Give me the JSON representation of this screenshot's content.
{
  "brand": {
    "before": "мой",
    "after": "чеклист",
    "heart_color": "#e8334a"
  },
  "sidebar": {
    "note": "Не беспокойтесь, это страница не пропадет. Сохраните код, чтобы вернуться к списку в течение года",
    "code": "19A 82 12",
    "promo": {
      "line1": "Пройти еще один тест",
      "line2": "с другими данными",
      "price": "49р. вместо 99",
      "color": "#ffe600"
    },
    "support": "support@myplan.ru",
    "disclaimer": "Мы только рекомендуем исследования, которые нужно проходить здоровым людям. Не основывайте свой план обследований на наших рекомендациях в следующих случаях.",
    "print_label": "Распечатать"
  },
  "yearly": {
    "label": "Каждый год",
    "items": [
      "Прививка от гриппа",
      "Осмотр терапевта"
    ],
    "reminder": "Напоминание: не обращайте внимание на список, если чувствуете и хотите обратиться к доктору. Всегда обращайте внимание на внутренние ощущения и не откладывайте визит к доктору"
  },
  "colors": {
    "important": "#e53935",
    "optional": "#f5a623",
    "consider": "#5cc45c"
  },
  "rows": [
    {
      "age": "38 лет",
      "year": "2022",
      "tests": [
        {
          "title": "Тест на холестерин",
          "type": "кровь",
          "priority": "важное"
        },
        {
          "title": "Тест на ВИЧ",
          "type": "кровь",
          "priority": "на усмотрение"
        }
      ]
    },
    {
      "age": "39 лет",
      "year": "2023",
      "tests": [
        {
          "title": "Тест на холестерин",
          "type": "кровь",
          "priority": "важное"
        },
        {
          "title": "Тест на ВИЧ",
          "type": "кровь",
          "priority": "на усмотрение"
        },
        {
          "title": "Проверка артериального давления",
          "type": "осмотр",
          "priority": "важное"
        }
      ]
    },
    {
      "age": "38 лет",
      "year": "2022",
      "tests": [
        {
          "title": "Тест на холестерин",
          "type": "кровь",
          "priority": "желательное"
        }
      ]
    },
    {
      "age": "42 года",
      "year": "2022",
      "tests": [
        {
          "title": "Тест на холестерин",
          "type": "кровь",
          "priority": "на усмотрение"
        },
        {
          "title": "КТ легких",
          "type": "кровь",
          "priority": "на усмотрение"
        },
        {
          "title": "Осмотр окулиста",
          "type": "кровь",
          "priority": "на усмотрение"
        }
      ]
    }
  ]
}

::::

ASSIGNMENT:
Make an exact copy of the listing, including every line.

EXPECTED ANSWER:
Give me the JSON representation of this screenshot's content.
{
  "brand": {
    "before": "мой",
    "after": "чеклист",
    "heart_color": "#e8334a"
  },
  "sidebar": {
    "note": "Не беспокойтесь, это страница не пропадет. Сохраните код, чтобы вернуться к списку в течение года",
    "code": "19A 82 12",
    "promo": {
      "line1": "Пройти еще один тест",
      "line2": "с другими данными",
      "price": "49р. вместо 99",
      "color": "#ffe600"
    },
    "support": "support@myplan.ru",
    "disclaimer": "Мы только рекомендуем исследования, которые нужно проходить здоровым людям. Не основывайте свой план обследований на наших рекомендациях в следующих случаях.",
    "print_label": "Распечатать"
  },
  "yearly": {
    "label": "Каждый год",
    "items": [
      "Прививка от гриппа",
      "Осмотр терапевта"
    ],
    "reminder": "Напоминание: не обращайте внимание на список, если чувствуете и хотите обратиться к доктору. Всегда обращайте внимание на внутренние ощущения и не откладывайте визит к доктору"
  },
  "colors": {
    "important": "#e53935",
    "optional": "#f5a623",
    "consider": "#5cc45c"
  },
  "rows": [
    {
      "age": "38 лет",
      "year": "2022",
      "tests": [
        {
          "title": "Тест на холестерин",
          "type": "кровь",
          "priority": "важное"
        },
        {
          "title": "Тест на ВИЧ",
          "type": "кровь",
          "priority": "на усмотрение"
        }
      ]
    },
    {
      "age": "39 лет",
      "year": "2023",
      "tests": [
        {
          "title": "Тест на холестерин",
          "type": "кровь",
          "priority": "важное"
        },
        {
          "title": "Тест на ВИЧ",
          "type": "кровь",
          "priority": "на усмотрение"
        },
        {
          "title": "Проверка артериального давления",
          "type": "осмотр",
          "priority": "важное"
        }
      ]
    },
    {
      "age": "38 лет",
      "year": "2022",
      "tests": [
        {
          "title": "Тест на холестерин",
          "type": "кровь",
          "priority": "желательное"
        }
      ]
    },
    {
      "age": "42 года",
      "year": "2022",
      "tests": [
        {
          "title": "Тест на холестерин",
          "type": "кровь",
          "priority": "на усмотрение"
        },
        {
          "title": "КТ легких",
          "type": "кровь",
          "priority": "на усмотрение"
        },
        {
          "title": "Осмотр окулиста",
          "type": "кровь",
          "priority": "на усмотрение"
        }
      ]
    }
  ]
}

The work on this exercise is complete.